── RECORDS FOR THE EXERCISE

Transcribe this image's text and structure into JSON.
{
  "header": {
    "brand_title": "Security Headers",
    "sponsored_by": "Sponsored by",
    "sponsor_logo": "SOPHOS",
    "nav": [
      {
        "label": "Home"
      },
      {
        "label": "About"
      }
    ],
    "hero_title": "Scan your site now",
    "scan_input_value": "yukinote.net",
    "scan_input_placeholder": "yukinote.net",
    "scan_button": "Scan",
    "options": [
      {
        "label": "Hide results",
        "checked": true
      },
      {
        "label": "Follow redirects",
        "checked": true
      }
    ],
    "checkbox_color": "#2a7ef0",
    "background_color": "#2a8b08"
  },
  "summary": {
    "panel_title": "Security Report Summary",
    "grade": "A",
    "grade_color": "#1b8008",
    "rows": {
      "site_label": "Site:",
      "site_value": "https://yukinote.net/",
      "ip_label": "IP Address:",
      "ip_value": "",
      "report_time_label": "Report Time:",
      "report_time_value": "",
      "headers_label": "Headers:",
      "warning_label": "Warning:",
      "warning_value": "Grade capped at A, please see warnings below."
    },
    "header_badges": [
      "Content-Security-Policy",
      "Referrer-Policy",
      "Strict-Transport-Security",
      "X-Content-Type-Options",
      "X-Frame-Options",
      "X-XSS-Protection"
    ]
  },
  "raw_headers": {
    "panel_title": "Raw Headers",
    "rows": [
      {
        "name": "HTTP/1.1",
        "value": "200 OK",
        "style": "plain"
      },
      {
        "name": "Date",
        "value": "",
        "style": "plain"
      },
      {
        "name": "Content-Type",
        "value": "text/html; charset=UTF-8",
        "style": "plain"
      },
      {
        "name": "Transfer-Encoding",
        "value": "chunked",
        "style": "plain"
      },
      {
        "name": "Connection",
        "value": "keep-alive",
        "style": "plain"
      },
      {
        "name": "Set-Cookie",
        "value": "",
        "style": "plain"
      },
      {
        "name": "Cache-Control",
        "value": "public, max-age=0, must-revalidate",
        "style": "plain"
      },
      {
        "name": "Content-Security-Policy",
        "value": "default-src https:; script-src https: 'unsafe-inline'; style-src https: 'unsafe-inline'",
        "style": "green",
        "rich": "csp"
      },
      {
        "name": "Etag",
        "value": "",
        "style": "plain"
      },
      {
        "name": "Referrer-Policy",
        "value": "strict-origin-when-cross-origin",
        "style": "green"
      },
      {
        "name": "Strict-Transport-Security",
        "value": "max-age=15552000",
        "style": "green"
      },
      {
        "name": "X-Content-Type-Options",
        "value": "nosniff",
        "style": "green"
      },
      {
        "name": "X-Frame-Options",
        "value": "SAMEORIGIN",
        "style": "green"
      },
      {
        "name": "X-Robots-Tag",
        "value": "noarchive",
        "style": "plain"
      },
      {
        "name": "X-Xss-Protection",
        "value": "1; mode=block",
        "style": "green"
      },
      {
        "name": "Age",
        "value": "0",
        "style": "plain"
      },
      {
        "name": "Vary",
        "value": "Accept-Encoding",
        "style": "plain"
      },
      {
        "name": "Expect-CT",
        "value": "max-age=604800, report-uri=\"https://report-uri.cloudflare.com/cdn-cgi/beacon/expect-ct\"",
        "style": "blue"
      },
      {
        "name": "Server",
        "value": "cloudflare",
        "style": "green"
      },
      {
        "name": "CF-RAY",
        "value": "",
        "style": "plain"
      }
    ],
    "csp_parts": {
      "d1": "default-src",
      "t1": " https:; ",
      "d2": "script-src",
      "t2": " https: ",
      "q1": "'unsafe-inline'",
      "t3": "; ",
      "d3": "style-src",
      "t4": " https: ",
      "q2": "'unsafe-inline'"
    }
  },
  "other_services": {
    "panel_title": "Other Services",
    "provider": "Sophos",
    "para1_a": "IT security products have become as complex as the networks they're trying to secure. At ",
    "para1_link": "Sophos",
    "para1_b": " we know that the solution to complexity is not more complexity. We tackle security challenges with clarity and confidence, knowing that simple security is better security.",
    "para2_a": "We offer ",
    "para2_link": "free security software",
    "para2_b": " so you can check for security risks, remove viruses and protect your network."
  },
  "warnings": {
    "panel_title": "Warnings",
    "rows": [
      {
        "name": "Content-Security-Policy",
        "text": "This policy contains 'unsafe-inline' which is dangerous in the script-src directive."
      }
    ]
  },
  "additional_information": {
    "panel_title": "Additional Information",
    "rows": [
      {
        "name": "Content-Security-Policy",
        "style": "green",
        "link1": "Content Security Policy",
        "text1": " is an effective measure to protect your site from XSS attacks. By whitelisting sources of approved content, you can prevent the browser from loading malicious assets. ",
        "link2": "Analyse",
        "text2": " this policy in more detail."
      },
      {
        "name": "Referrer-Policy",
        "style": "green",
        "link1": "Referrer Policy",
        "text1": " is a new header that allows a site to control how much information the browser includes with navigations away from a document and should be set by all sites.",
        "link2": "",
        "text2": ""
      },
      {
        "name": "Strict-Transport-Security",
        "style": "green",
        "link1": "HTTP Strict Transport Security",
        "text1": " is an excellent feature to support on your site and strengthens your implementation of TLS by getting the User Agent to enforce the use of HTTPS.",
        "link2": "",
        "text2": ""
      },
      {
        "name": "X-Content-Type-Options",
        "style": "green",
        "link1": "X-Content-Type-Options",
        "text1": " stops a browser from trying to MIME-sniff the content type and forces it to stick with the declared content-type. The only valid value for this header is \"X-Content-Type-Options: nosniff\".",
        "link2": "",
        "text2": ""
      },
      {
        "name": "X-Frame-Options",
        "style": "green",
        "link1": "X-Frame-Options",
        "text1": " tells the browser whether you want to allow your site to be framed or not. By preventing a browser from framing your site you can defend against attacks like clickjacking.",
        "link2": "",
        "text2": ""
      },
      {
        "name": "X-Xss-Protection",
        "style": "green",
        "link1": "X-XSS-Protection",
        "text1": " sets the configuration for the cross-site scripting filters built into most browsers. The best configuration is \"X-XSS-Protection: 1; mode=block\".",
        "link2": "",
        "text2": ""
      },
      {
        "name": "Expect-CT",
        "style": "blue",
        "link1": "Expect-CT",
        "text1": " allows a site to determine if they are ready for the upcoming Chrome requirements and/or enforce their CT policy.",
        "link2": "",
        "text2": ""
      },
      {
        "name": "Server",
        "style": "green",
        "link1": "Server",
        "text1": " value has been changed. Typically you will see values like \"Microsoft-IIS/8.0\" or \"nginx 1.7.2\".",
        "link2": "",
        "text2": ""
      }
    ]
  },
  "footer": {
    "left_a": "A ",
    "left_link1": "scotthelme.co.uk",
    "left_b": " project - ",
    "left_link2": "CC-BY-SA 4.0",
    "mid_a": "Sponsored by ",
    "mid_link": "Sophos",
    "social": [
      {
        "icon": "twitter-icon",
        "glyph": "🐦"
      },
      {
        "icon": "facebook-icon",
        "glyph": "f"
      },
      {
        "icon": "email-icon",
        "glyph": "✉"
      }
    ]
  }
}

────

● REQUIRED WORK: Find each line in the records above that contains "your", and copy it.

● REPLY:
    "hero_title": "Scan your site now",
    "para2_b": " so you can check for security risks, remove viruses and protect your network."
        "text1": " is an effective measure to protect your site from XSS attacks. By whitelisting sources of approved content, you can prevent the browser from loading malicious assets. ",
        "text1": " is an excellent feature to support on your site and strengthens your implementation of TLS by getting the User Agent to enforce the use of HTTPS.",
        "text1": " tells the browser whether you want to allow your site to be framed or not. By preventing a browser from framing your site you can defend against attacks like clickjacking.",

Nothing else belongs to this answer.